Friday (4/27), a group of crows were making an incredible racket back up in the woods towards the Outdoor Classrooms here at the Museum. They were on to something, an owl, maybe a hawk, and they were going at it with vigor. Something up the in the pines had the crows terribly upset and they wanted it gone, or at least they wanted to make its life miserable for a while. I was up at the Sailboat Pond watching ExhibitsRead more


Can you find the fox in the photo? If you don’t see the Gray Fox in the photo, don’t worry, I’ll show you where it is in a few minutes. I catch glimpses of our resident Gray Fox about every other week. Sometimes it’s a quick look as one of them rushes across the path, sometimes I see a fox stopped on the path eating fallen fruit (mulberries in spring, persimmons in fall, etc.) and sometimes it’s just a yelpRead more

Willow Seeds and Sweet Treats

Black Willow seed dispersal was in full swing during the first half of May. Anyone who was strolling through the Wetlands during that period would surely have noticed the “blizzard” of white fluffy seeds blowing pass them. The long silky hairs that cover the willow’s seeds have the ability to carry them long distances, and, they’re abundant. That, along with the fact that fallen twigs sometimes take root and grow, may help to explain why there are so many willows inRead more

Conspicuous, and not so Conspicuous, Bloomers

Sycamores, sweetgums, hornbeams, mulberries, maples, and willows on the Explore the Wild/Catch the Wind Loop are all well on their way to being fully leafed. Bald Cypress, the only southern conifer that loses its leaves in winter, is showing fresh new growth. The ashes are lagging behind and are just now starting to spring forth with new leaves. The Museum’s Flowering Dogwoods came into their own the first week of this month, bursting open with all of their brilliant whiteness.Read more

Groundhogs Sample Spring’s Offerings

Groundhogs have been busy the past few weeks. The ripening Mulberries may have something to do with the animals’ recent activity. On several occasions I’ve seen one large individual on the path leading to the Lemur House, just as you leave Catch the Wind and where there is a large, fruitful Mulberry Tree. I also saw a very small member of the species, perhaps on one of it’s first forays into the wild, munching on some greenery along side theRead more

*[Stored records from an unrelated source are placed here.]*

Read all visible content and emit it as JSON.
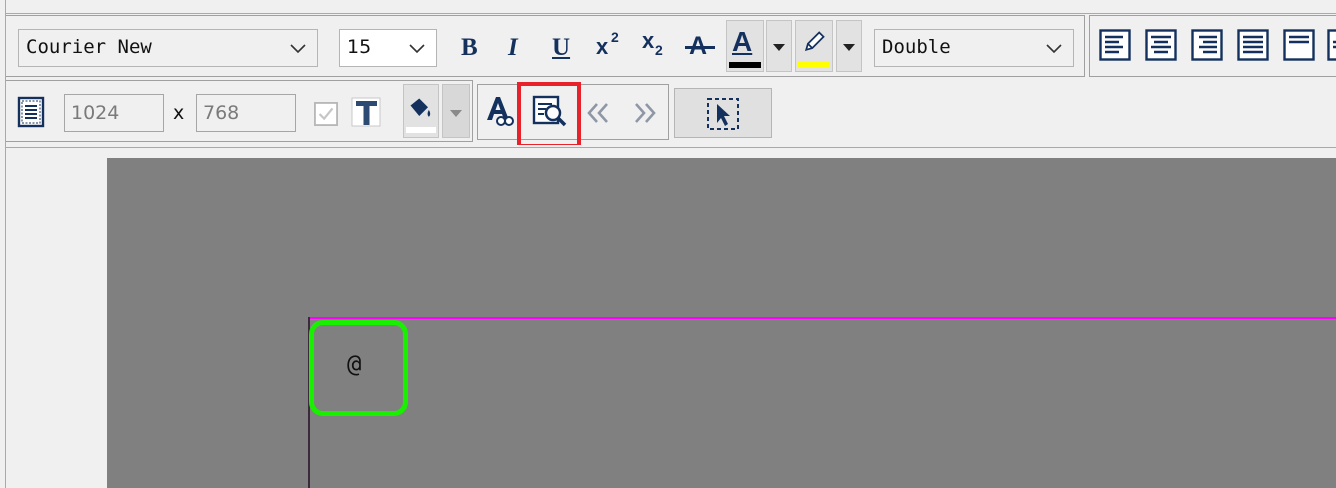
{
  "toolbar_top": {
    "font_name": "Courier New",
    "font_size": "15",
    "bold_label": "B",
    "italic_label": "I",
    "underline_label": "U",
    "superscript_label": "x",
    "superscript_mark": "2",
    "subscript_label": "x",
    "subscript_mark": "2",
    "strike_label": "A",
    "font_color_label": "A",
    "line_style": "Double",
    "colors": {
      "icon": "#14315e",
      "font_color_bar": "#000000",
      "highlight_bar": "#ffff00"
    }
  },
  "toolbar_bottom": {
    "width_value": "1024",
    "separator": "x",
    "height_value": "768"
  },
  "annotations": {
    "preview_label": "预览",
    "preview_color": "#e8222a",
    "cell_highlight_color": "#19f000"
  },
  "canvas": {
    "cell_text": "@",
    "background": "#808080",
    "border_color": "#ff00ff"
  }
}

Coreopsis and a Treat for the Birds

Top Photo: Cedar waxwing grapples with mulberry. Coreopsis is in bloom. You can see these yellow flowers with the fringe-tipped petals growing around the Sailboat Pond in Catch the Wind. Much to the delight of many bird species as well as some Museum guests and myself, Red Mulberries are ripe – they’re very tasty. There are a number of Red Mulberry Trees growing along the Explore the Wild and Catch the Wind Loop. One particularly prolific specimen is growing onRead more